Segmentation of your needs and wants to correlate to your income and growth portfolio not only works financially but also behaviorally. Investors can clearly see that even if a market decline happens, their needs are taken care of for seven to ten years. Knowing exactly where you income is coming from after you decide to stop working is a key emotional benefit that should not be underestimated. This in turn better allows the investor the mental fortitude to not sell out of the growth portfolio during a market decline and lock in losses.

If your financial planning gets too far off course and the growth portfolio doesn’t have sufficient assets to allow you to do everything you want to do, while perhaps undesirable, it nonetheless provides a model for you to evaluate these spending decisions. Doing so will better allow you to preserve your longer term financial well being and meet your needs well into the future.

This is how responsible people behave in real life: they spend money first on the things they need and if there is not extra, they cut back on the things they want but don’t necessarily need.

Utilizing Bond Ladders

After you have delineated your expenses into needs and wants, cash flows from your needs are matched to the cash flows provided by individual, high-quality bonds. These cash flows will be met by both interest payments from the bonds as well as the bonds maturing and repaying their principal value.

The easiest way to conceptualize this is to consider a zero coupon bond example. As the name implies, this type of bonds pays no interest. Instead it is purchased at a discount to principal value, which is returned upon maturity.

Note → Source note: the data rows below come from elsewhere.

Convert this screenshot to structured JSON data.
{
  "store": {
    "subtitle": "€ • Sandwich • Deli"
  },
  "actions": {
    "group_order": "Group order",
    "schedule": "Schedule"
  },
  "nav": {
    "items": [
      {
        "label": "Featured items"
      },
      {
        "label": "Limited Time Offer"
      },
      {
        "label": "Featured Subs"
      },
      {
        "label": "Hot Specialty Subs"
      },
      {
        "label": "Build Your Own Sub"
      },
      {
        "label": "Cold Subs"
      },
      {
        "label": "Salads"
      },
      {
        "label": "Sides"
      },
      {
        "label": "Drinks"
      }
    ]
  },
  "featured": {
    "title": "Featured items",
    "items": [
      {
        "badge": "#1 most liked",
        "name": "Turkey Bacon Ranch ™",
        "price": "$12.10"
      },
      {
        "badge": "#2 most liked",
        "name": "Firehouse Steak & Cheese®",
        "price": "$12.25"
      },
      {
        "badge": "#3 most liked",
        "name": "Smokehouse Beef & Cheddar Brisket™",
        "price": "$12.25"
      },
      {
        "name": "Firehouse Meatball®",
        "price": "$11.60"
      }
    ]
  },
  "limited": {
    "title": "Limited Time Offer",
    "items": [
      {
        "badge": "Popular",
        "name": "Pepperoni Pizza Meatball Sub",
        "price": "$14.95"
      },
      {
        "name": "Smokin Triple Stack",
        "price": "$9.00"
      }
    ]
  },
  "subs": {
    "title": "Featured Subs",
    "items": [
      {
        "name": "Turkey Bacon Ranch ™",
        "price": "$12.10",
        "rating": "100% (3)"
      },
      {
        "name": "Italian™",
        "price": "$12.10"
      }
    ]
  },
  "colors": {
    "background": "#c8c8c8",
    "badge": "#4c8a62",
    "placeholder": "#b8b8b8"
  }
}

So if you need $50,000 for your needs in your first year of retirement, which you plan to commence in five years, you could purchase a zero coupon bond today for $43,000 to receive $50,000 in five years.

This process is then repeated for each successive year in retirement with an assumed rate of inflation applied to the needs. The longer term bonds generally pay a higher rate of interest than the shorter term bonds. As you replenish your income portfolio and bond ladder over time from your growth portfolio, you are purchasing longer term bonds and continually increasing the return on your income portfolio.

It is important to note that this type of bond ladder is distinctly different than those most commonly utilized. Most bond ladders are spread equally over some period of time and are often purchased just to get the highest yield without any regard to when the investor actually will need the cash flows. This is suboptimal. The bond ladder must be designed to meet the cash flows of the investor when needed.

Implications for Investors

Most investors do not have a clear cut strategy for providing income in and throughout retirement. With interest rates near zero today, providing lifestyle-sustaining income is quite challenging. Segmenting expenses into needs and wants and then utilizing individual, high-quality bonds to meet the cash flows for your needs is a safe way to create and maximize your income while providing emotional benefits to help you stay disciplined to reach your longer term goals.


Kevin Kroskey, CFP®, MBA is President of True Wealth Design, an independent investment advisory and financial planning firm that assists individuals and businesses with their overall wealth management, including retirement planning, tax planning and investment management needs.